On the eve of a public hearing about the Park's Department's new proposed rules to allow community gardens to be transferred to housing developers, Time's Up has put together this montage video showing various gardens getting bulldozed over the years. The video kicks off with rare footage of the 21-year-old Esperanza Community Garden being bulldozed in 2002, including the twenty-foot coqui (sculpture of a frog) that "served as a symbol of resistance to ward off intruders."

After arresting a couple dozen activists who had locked themselves inside, Esperanza, located on East Seventh Street between Avenues B and C, was razed; it took the bulldozers 15 minutes to demolish the garden. This happened on the same day that then-Attorney General Spitzer had successfully procured a temporary restraining order on development of all Greenthumb gardens (except Esperanza, which, as it was already destroyed, was left out of the deal). Spitzer later remarked that Bloomberg had “subverted the legal process” by destroying the garden just as the case was being heard in court.

According to Time's Up, there are fewer than 300 remaining Community Gardens.
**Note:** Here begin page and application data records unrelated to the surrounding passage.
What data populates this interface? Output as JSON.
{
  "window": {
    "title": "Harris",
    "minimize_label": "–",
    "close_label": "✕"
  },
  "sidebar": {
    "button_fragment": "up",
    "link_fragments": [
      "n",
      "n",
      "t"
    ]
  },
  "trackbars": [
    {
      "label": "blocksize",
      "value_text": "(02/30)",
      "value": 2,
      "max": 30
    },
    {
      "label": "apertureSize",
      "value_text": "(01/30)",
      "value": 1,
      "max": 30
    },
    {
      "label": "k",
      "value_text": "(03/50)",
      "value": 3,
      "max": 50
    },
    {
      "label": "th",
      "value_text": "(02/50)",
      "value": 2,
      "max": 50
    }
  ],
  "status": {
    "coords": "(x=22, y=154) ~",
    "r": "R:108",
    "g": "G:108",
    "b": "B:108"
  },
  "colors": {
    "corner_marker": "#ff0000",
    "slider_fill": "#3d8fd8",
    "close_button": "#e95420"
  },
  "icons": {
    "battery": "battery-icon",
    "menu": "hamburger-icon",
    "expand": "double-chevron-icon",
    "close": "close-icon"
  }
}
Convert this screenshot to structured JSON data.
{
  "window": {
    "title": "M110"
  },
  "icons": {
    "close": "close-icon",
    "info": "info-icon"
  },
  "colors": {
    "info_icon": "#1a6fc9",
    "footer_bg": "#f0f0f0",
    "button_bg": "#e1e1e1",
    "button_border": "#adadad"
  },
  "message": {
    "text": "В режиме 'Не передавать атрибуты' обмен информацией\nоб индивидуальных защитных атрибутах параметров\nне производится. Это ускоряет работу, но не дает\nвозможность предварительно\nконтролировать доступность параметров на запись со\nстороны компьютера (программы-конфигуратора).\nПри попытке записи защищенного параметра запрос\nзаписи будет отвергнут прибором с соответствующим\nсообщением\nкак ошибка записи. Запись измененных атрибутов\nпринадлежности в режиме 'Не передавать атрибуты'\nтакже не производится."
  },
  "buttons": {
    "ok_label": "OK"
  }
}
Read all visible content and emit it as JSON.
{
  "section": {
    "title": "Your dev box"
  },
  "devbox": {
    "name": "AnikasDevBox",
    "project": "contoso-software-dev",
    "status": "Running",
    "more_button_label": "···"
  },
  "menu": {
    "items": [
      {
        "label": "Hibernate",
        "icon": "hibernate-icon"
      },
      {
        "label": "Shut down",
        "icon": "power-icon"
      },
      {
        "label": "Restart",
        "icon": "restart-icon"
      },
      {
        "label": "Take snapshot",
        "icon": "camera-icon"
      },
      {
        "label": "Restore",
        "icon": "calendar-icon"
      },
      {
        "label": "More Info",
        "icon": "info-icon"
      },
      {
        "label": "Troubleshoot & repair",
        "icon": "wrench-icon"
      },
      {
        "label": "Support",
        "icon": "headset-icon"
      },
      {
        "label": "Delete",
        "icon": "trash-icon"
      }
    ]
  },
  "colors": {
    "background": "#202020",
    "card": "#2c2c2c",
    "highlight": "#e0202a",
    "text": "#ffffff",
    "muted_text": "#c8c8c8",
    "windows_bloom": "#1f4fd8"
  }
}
The City is currently denying that the 2002 Preservation Agreement ("Spitzer Agreement") included permanent protections for the gardens, but in this 2002 press release announcing the agreement, Mayor Bloomberg says, "We are providing permanent protection to hundreds of community gardens throughout New York City."Tomorrow's public hearing takes place at the Chelsea Recreation Center at 425 West 25th Street at 10:30 a.m.